The Retable of Saint Andrew and Saint Antonin of Pamiers, now in the Toledo Museum of Art, Ohio (fig. 1; inv. no. 1955.213A-J) is also linked to the artist and again provides useful evidence for establishing information of the master’s workshop and patrons. Before the painting’s acquisition by the museum, it was housed in the sacristy of the Cathedral of Sigëunza following the destruction of its original location, of a hermitage-chapel beside the fortresstower of Sénigo outside the city walls, sometime before the nineteenth century. Though the precise circumstances of the commission are unclear, the escutcheons at the top of the retable again give valuable information about its facture. These have been identified as those of Alonso de Argüello, de Grajal’s successor as bishop of Sigüenza, who served in the position from 1417, again showing the import of the painter’s work and his fruitful workshop in the city which appears to have worked regularly and busily for the clergy there.
Prior to the unification of the kingdoms of Spain under Isabelle of Castile and Ferdinand of Aragon in 1469, the city of Sigüenza was situated within the Kingdom of Castile and León, encompassing most of northern and north-western Spain. During the fourteenth and fifteenth centuries, the Castillian kingdom was troubled by political and dynastic feuds amongst the ruling classes and a poor economy which relied heavily on the export of wool (which saw great competition from English and Netherlandish markets). This consequently led to a relative dearth in patronage during the early decades of the fifteenth century, especially in comparison to the more prosperous Kingdom of Aragon, which maintained a much richer artistic output. The present triptych, therefore, represents what must have been a significant commission at the time. Given what is known about the artist from the other works associated with him, it is likely that the Triptych of the Passion of Christ was indeed made in Sigüenza and, since both of the identified patrons for Juan de Sevilla’s were bishops of the city, that it may also have been commissioned by a prominent member of the city’s ecclesiastical circle.

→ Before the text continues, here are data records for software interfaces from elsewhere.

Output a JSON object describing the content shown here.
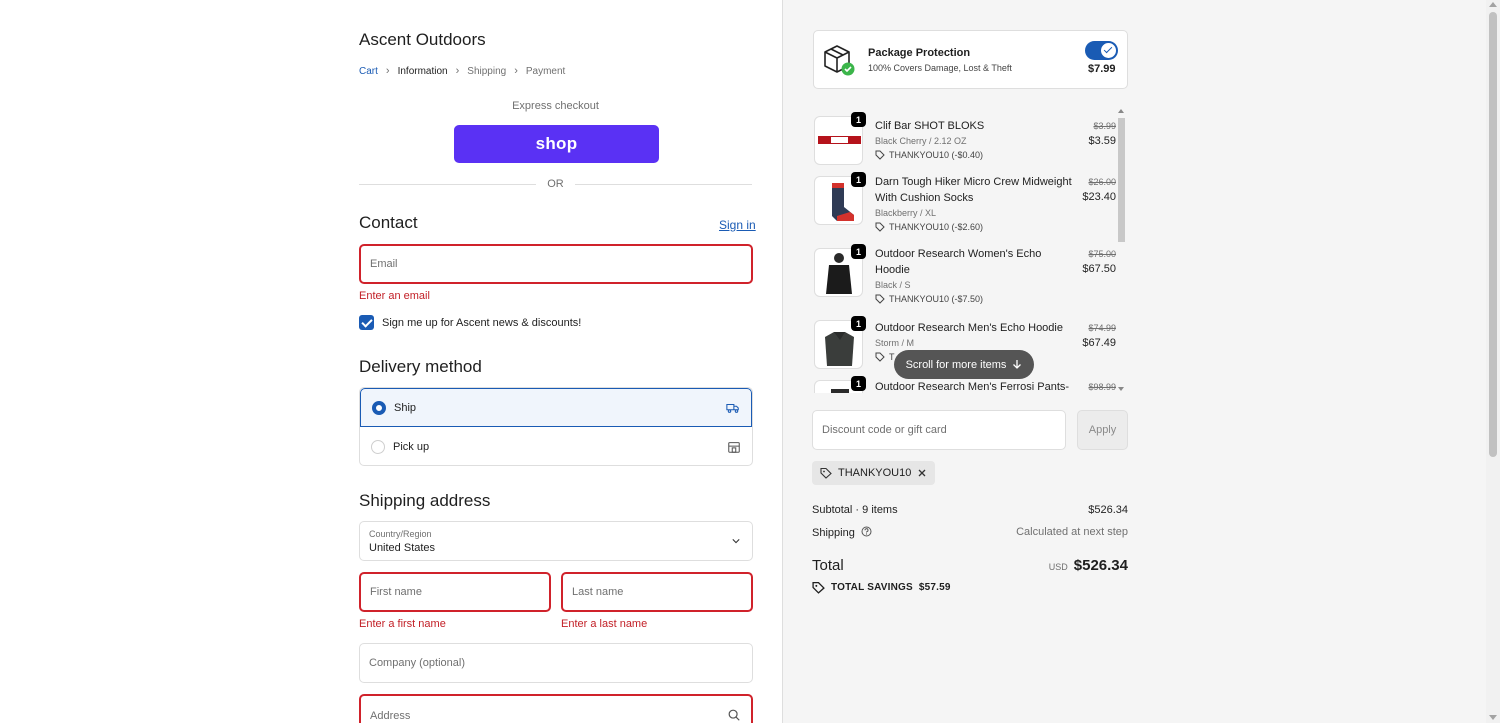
{
  "store": {
    "name": "Ascent Outdoors"
  },
  "breadcrumb": {
    "cart": "Cart",
    "information": "Information",
    "shipping": "Shipping",
    "payment": "Payment"
  },
  "express": {
    "label": "Express checkout",
    "shop_button": "shop",
    "or": "OR"
  },
  "contact": {
    "title": "Contact",
    "signin": "Sign in",
    "email_placeholder": "Email",
    "email_error": "Enter an email",
    "newsletter_label": "Sign me up for Ascent news & discounts!",
    "newsletter_checked": true
  },
  "delivery": {
    "title": "Delivery method",
    "options": [
      {
        "label": "Ship",
        "selected": true,
        "icon": "truck-icon"
      },
      {
        "label": "Pick up",
        "selected": false,
        "icon": "store-icon"
      }
    ]
  },
  "shipping_address": {
    "title": "Shipping address",
    "country_label": "Country/Region",
    "country_value": "United States",
    "first_name_placeholder": "First name",
    "first_name_error": "Enter a first name",
    "last_name_placeholder": "Last name",
    "last_name_error": "Enter a last name",
    "company_placeholder": "Company (optional)",
    "address_placeholder": "Address"
  },
  "package_protection": {
    "title": "Package Protection",
    "subtitle": "100% Covers Damage, Lost & Theft",
    "price": "$7.99",
    "enabled": true
  },
  "items": [
    {
      "qty": "1",
      "name": "Clif Bar SHOT BLOKS",
      "variant": "Black Cherry / 2.12 OZ",
      "discount": "THANKYOU10 (-$0.40)",
      "old_price": "$3.99",
      "price": "$3.59"
    },
    {
      "qty": "1",
      "name": "Darn Tough Hiker Micro Crew Midweight With Cushion Socks",
      "variant": "Blackberry / XL",
      "discount": "THANKYOU10 (-$2.60)",
      "old_price": "$26.00",
      "price": "$23.40"
    },
    {
      "qty": "1",
      "name": "Outdoor Research Women's Echo Hoodie",
      "variant": "Black / S",
      "discount": "THANKYOU10 (-$7.50)",
      "old_price": "$75.00",
      "price": "$67.50"
    },
    {
      "qty": "1",
      "name": "Outdoor Research Men's Echo Hoodie",
      "variant": "Storm / M",
      "discount": "T",
      "old_price": "$74.99",
      "price": "$67.49"
    },
    {
      "qty": "1",
      "name": "Outdoor Research Men's Ferrosi Pants-",
      "old_price": "$98.99"
    }
  ],
  "scroll_hint": "Scroll for more items",
  "discount": {
    "placeholder": "Discount code or gift card",
    "apply": "Apply",
    "applied_code": "THANKYOU10"
  },
  "summary": {
    "subtotal_label": "Subtotal · 9 items",
    "subtotal_value": "$526.34",
    "shipping_label": "Shipping",
    "shipping_value": "Calculated at next step",
    "total_label": "Total",
    "currency": "USD",
    "total_value": "$526.34",
    "savings_label": "TOTAL SAVINGS",
    "savings_value": "$57.59"
  },
  "colors": {
    "accent": "#1a5bb4",
    "shop": "#5a31f4",
    "error": "#d0222b"
  }
}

The relatively small-scale of the work suggests that the painting would have been intended for private devotion. The movable wing panels too suggest a purpose other than that of an altar retable. The majority of Spanish pictures of the fifteenth century tended to be fixed, without any moving elements (though sometimes a cupboard or tabernacle was incorporated into the banco or predella). The fashion for devotional objects which could be opened and closed was more typical in northern Europe, predominantly France and the Netherlands. While the influence of Netherlandish painting only really began to be felt in Spain during the second half of the fifteenth century (though in some cities, like Barcelona and Valencia, the influence was felt as early as the 1430s) the movable wings of the present triptych suggests some knowledge of a northern design and prototype. The style of the painting, however, shows the clear influence of Italian painting and, indeed, the triptych was long believed to be by an Italian hand. The framing elements, however, betray its Spanish origin and comparison to other works in the Sevilla/ Peralta group show a homogeneity of style, particularly, for example, in the Crucifixion which surmounts the Toledo Museum of Art Retable of Saint Andrew where the figure of Christ, crowds gathering beneath the Cross and grieving Magdalene at its base can be recognised from the present triptych.